**ABOUT THIS TASK**
Your task is to return all of the records exactly, minus any images.
----- DATA -----
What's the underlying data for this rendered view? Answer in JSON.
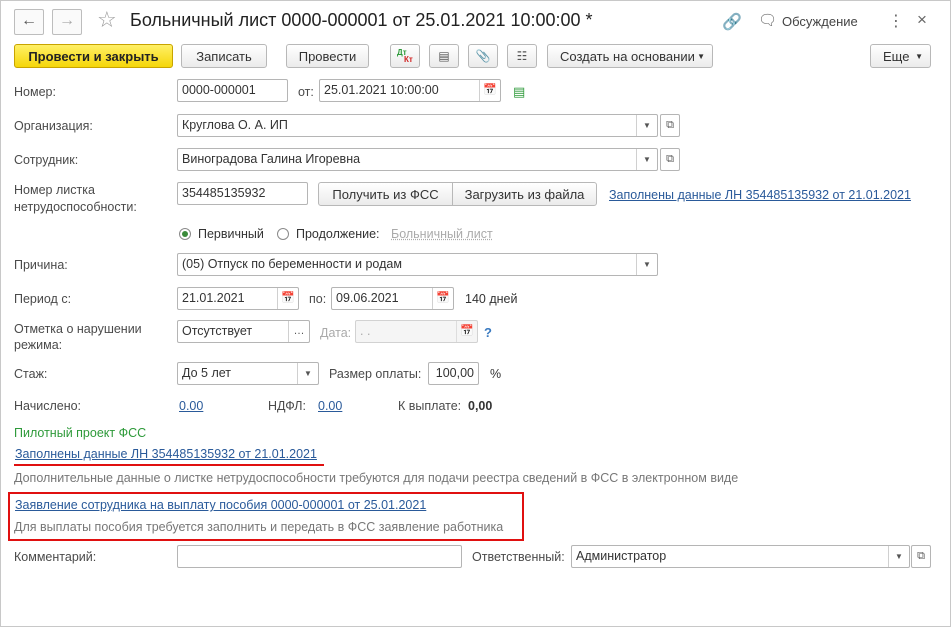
{
  "window": {
    "title": "Больничный лист 0000-000001 от 25.01.2021 10:00:00 *",
    "discussion_label": "Обсуждение"
  },
  "toolbar": {
    "post_close_label": "Провести и закрыть",
    "save_label": "Записать",
    "post_label": "Провести",
    "dt_label": "Дт",
    "kt_label": "Кт",
    "create_based_label": "Создать на основании",
    "more_label": "Еще"
  },
  "form": {
    "number_label": "Номер:",
    "number_value": "0000-000001",
    "date_label": "от:",
    "date_value": "25.01.2021 10:00:00",
    "org_label": "Организация:",
    "org_value": "Круглова О. А. ИП",
    "employee_label": "Сотрудник:",
    "employee_value": "Виноградова Галина Игоревна",
    "sheet_number_label_1": "Номер листка",
    "sheet_number_label_2": "нетрудоспособности:",
    "sheet_number_value": "354485135932",
    "get_fss_label": "Получить из ФСС",
    "load_file_label": "Загрузить из файла",
    "filled_link": "Заполнены данные ЛН 354485135932 от 21.01.2021",
    "primary_label": "Первичный",
    "continuation_label": "Продолжение:",
    "sick_leave_link": "Больничный лист",
    "reason_label": "Причина:",
    "reason_value": "(05) Отпуск по беременности и родам",
    "period_label": "Период с:",
    "period_from": "21.01.2021",
    "period_to_label": "по:",
    "period_to": "09.06.2021",
    "days_text": "140 дней",
    "violation_label_1": "Отметка о нарушении",
    "violation_label_2": "режима:",
    "violation_value": "Отсутствует",
    "violation_date_label": "Дата:",
    "violation_date_value": " .  .",
    "help_label": "?",
    "experience_label": "Стаж:",
    "experience_value": "До 5 лет",
    "pay_size_label": "Размер оплаты:",
    "pay_size_value": "100,00",
    "percent_label": "%",
    "accrued_label": "Начислено:",
    "accrued_value": "0.00",
    "ndfl_label": "НДФЛ:",
    "ndfl_value": "0.00",
    "to_pay_label": "К выплате:",
    "to_pay_value": "0,00",
    "pilot_label": "Пилотный проект ФСС",
    "pilot_filled_link": "Заполнены данные ЛН 354485135932 от 21.01.2021",
    "pilot_hint": "Дополнительные данные о листке нетрудоспособности требуются для подачи реестра сведений в ФСС в электронном виде",
    "application_link": "Заявление сотрудника на выплату пособия 0000-000001 от 25.01.2021",
    "application_hint": "Для выплаты пособия требуется заполнить и передать в ФСС заявление работника",
    "comment_label": "Комментарий:",
    "comment_value": "",
    "responsible_label": "Ответственный:",
    "responsible_value": "Администратор"
  },
  "colors": {
    "primary_button": "#f5d60a",
    "link": "#2a5a9a",
    "pilot_green": "#2e9a3a",
    "highlight_red": "#e01010"
  }
}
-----
**OUTPUT OF THE TASK**
What's the underlying data for this rendered view? Answer in JSON.
{
  "window": {
    "title": "Больничный лист 0000-000001 от 25.01.2021 10:00:00 *",
    "discussion_label": "Обсуждение"
  },
  "toolbar": {
    "post_close_label": "Провести и закрыть",
    "save_label": "Записать",
    "post_label": "Провести",
    "dt_label": "Дт",
    "kt_label": "Кт",
    "create_based_label": "Создать на основании",
    "more_label": "Еще"
  },
  "form": {
    "number_label": "Номер:",
    "number_value": "0000-000001",
    "date_label": "от:",
    "date_value": "25.01.2021 10:00:00",
    "org_label": "Организация:",
    "org_value": "Круглова О. А. ИП",
    "employee_label": "Сотрудник:",
    "employee_value": "Виноградова Галина Игоревна",
    "sheet_number_label_1": "Номер листка",
    "sheet_number_label_2": "нетрудоспособности:",
    "sheet_number_value": "354485135932",
    "get_fss_label": "Получить из ФСС",
    "load_file_label": "Загрузить из файла",
    "filled_link": "Заполнены данные ЛН 354485135932 от 21.01.2021",
    "primary_label": "Первичный",
    "continuation_label": "Продолжение:",
    "sick_leave_link": "Больничный лист",
    "reason_label": "Причина:",
    "reason_value": "(05) Отпуск по беременности и родам",
    "period_label": "Период с:",
    "period_from": "21.01.2021",
    "period_to_label": "по:",
    "period_to": "09.06.2021",
    "days_text": "140 дней",
    "violation_label_1": "Отметка о нарушении",
    "violation_label_2": "режима:",
    "violation_value": "Отсутствует",
    "violation_date_label": "Дата:",
    "violation_date_value": " .  .",
    "help_label": "?",
    "experience_label": "Стаж:",
    "experience_value": "До 5 лет",
    "pay_size_label": "Размер оплаты:",
    "pay_size_value": "100,00",
    "percent_label": "%",
    "accrued_label": "Начислено:",
    "accrued_value": "0.00",
    "ndfl_label": "НДФЛ:",
    "ndfl_value": "0.00",
    "to_pay_label": "К выплате:",
    "to_pay_value": "0,00",
    "pilot_label": "Пилотный проект ФСС",
    "pilot_filled_link": "Заполнены данные ЛН 354485135932 от 21.01.2021",
    "pilot_hint": "Дополнительные данные о листке нетрудоспособности требуются для подачи реестра сведений в ФСС в электронном виде",
    "application_link": "Заявление сотрудника на выплату пособия 0000-000001 от 25.01.2021",
    "application_hint": "Для выплаты пособия требуется заполнить и передать в ФСС заявление работника",
    "comment_label": "Комментарий:",
    "comment_value": "",
    "responsible_label": "Ответственный:",
    "responsible_value": "Администратор"
  },
  "colors": {
    "primary_button": "#f5d60a",
    "link": "#2a5a9a",
    "pilot_green": "#2e9a3a",
    "highlight_red": "#e01010"
  }
}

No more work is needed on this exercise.